Likewise, the actor-Hamlet is scouring the actress-Gertrude for reciprocal clues. He asks himself, “Is she blushing? Repentant? Frightened? Have I finally turned her mind against the King? Why are her eyes darting around the room? Why is she looking at the arras? How much loyalty does she have towards my father?” And his big, unasked question: “Did you have sex with my uncle before he murdered my father?” Trying to find the answers to these questions while playing this scene can only be achieved through the actors’ eyes. No character will get straight answers from the other in words alone. Each needs, like Othello, ocular proof.
It is an important truth about acting, and a rarely realized one, that you act not just with your voice and your body and your emotions and ideas, but with your eyes. Eyes that seek answers to your character’s questions, and victories for your character’s goals; eyes that penetrate the other actors on the stage; eyes that create the living energy of the dramatic action; eyes that enhance the conviction and authority of the performances, the sharpness and edginess of the characters, the engagement and empathy of the audience, and the increasing momentum of the play itself.
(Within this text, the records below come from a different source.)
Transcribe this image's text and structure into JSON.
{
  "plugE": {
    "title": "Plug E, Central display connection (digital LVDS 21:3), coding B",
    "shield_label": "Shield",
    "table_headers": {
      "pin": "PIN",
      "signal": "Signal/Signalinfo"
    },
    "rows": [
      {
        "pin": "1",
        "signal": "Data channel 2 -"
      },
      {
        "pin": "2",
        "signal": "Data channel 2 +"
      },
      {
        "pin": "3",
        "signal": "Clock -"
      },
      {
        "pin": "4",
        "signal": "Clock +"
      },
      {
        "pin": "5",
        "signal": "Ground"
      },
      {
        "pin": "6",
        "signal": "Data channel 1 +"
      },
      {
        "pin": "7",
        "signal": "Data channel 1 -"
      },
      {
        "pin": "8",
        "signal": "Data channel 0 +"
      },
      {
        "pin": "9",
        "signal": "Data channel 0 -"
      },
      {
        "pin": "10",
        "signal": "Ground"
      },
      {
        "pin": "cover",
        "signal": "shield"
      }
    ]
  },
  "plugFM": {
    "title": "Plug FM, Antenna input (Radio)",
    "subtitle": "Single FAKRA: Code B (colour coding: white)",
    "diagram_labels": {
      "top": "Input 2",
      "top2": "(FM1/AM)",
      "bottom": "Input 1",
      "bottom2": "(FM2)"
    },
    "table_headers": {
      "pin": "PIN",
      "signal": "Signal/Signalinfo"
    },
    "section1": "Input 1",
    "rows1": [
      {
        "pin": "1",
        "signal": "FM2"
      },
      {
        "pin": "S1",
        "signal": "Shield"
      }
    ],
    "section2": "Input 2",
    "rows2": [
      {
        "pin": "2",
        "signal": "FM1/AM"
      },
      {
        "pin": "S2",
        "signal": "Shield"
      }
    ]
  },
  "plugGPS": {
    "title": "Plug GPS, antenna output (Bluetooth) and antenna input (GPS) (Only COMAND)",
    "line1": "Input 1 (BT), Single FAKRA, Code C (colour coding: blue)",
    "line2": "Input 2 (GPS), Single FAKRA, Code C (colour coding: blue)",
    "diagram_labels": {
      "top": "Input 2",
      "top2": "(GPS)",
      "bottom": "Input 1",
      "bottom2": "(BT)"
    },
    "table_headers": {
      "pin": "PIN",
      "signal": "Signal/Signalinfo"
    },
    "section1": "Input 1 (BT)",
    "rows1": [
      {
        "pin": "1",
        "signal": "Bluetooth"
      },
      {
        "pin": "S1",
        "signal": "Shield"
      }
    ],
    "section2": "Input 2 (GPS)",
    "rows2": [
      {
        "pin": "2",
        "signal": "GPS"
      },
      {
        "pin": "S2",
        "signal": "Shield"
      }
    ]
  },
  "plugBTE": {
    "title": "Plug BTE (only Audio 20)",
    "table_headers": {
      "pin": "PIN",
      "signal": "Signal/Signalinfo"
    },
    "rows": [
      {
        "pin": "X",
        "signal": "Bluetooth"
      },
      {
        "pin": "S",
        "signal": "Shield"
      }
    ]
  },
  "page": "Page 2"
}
The eyes become both the defensive and offensive weapons of the actor’s character. They mirror the soul, yes, but they also reveal the characters’ minds and propel the dramatists’ actions. Because as Muhammad Ali said, quite famously:
Float like a butterfly.
Sting like a bee.
Your hands can’t hit
What your eyes can’t see.